I recently gave a talk at work to help introduce OpenBSD to my colleagues. It's a broad introduction to the fundamentals of security in OpenBSD, as well as some basic system administration tips and suggestions anyone coming from a Linux background might find useful. It's roughly split up into four sections; the history of OpenBSD, what sets it apart from other operating systems, a guided installation, and the system administration introduction.
EDIT: After writing this post, tyil, the maintainer of rakudo star, reached out to me and added proper OpenBSD compatibility. The portion of this post dedicated to working around the failing downloads can now be ignored, and rstar now includes a warning if the user doesn't have a login class set. EDIT: The development version of Rakudo Star targets Rakudo 2020.07 instead of 2020.02, which has uses even more memory than the staff login class is allowed.
OpenBSD makes a great router. It's simplicity and ease of configuration makes it perfect for network infrastructure applications. Everything you need to build a network of any size is built into the base system, plus its man pages and examples cover everything you'd need to know. While I've been an OpenBSD user for years, I'm finally in the process of replacing the router provided by my ISP with a PC Engines APU2E4 running OpenBSD.
If you're interested in the PC Engines APU2 line and what the differences are between models, I've covered it in a previous post here.

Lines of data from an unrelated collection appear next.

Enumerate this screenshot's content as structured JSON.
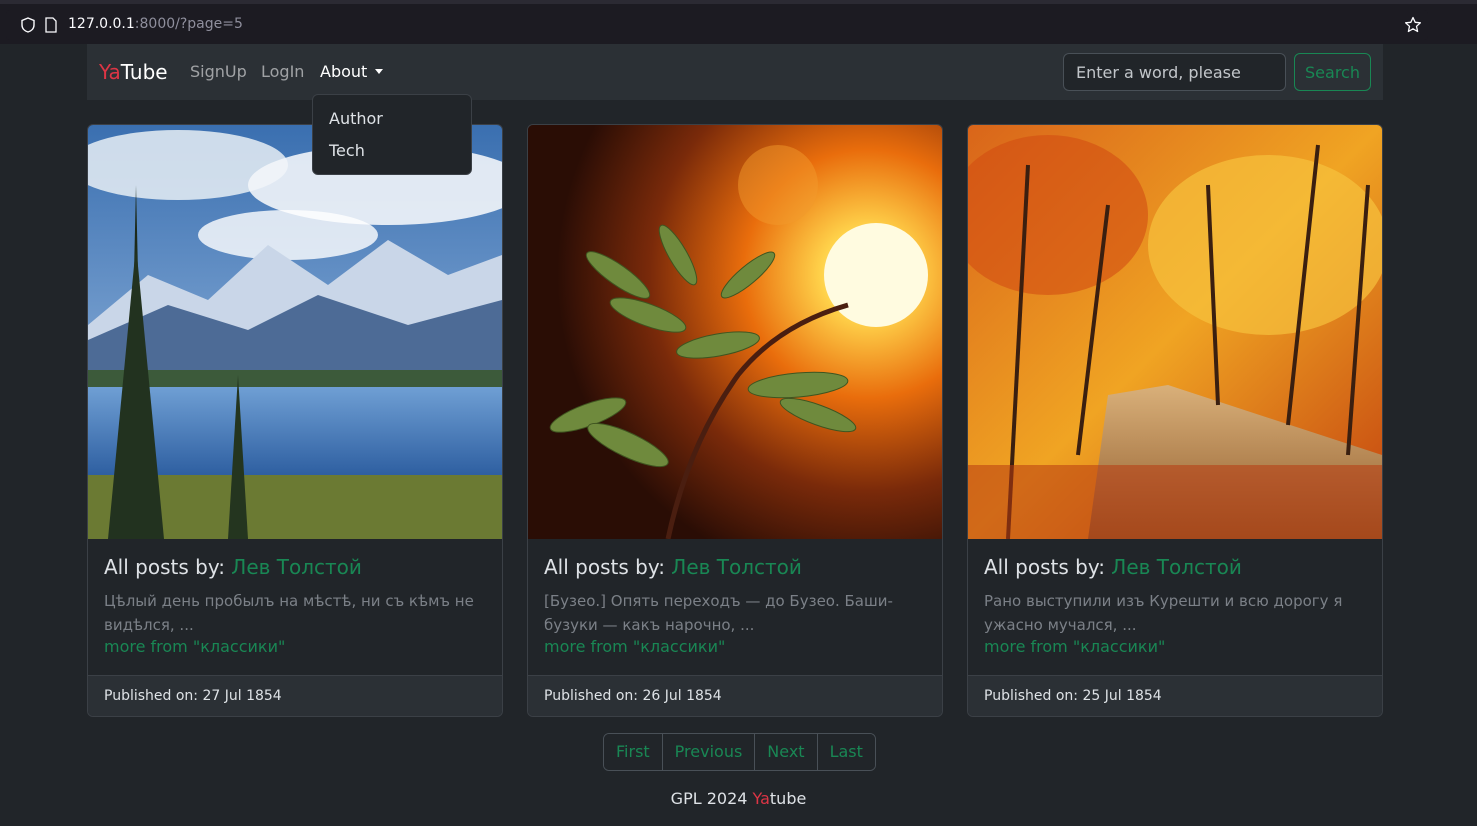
{
  "browser": {
    "url_host": "127.0.0.1",
    "url_rest": ":8000/?page=5"
  },
  "navbar": {
    "brand_prefix": "Ya",
    "brand_suffix": "Tube",
    "links": [
      "SignUp",
      "LogIn",
      "About"
    ],
    "search_placeholder": "Enter a word, please",
    "search_button": "Search"
  },
  "dropdown": {
    "items": [
      "Author",
      "Tech"
    ]
  },
  "cards": [
    {
      "title_prefix": "All posts by: ",
      "author": "Лев Толстой",
      "text": "Цѣлый день пробылъ на мѣстѣ, ни съ кѣмъ не видѣлся, ...",
      "more": "more from \"классики\"",
      "published": "Published on: 27 Jul 1854",
      "image": "mountain-lake-image"
    },
    {
      "title_prefix": "All posts by: ",
      "author": "Лев Толстой",
      "text": "[Бузео.] Опять переходъ — до Бузео. Баши-бузуки — какъ нарочно, ...",
      "more": "more from \"классики\"",
      "published": "Published on: 26 Jul 1854",
      "image": "leaf-sunset-image"
    },
    {
      "title_prefix": "All posts by: ",
      "author": "Лев Толстой",
      "text": "Рано выступили изъ Курешти и всю дорогу я ужасно мучался, ...",
      "more": "more from \"классики\"",
      "published": "Published on: 25 Jul 1854",
      "image": "autumn-forest-image"
    }
  ],
  "pagination": [
    "First",
    "Previous",
    "Next",
    "Last"
  ],
  "footer": {
    "prefix": "GPL 2024 ",
    "brand_red": "Ya",
    "brand_rest": "tube"
  },
  "colors": {
    "accent": "#198754",
    "brand_red": "#dc3545",
    "background": "#212529"
  }
}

I recently purchased a new PC Engines APU2E4 to use as a home router. I purchased the kit, which includes the board, case, and power supply from CorpShadow. I also ordered the DB9F to USB adapter (Silicon Labs CP2104), so I don't need to get a separate null modem connector.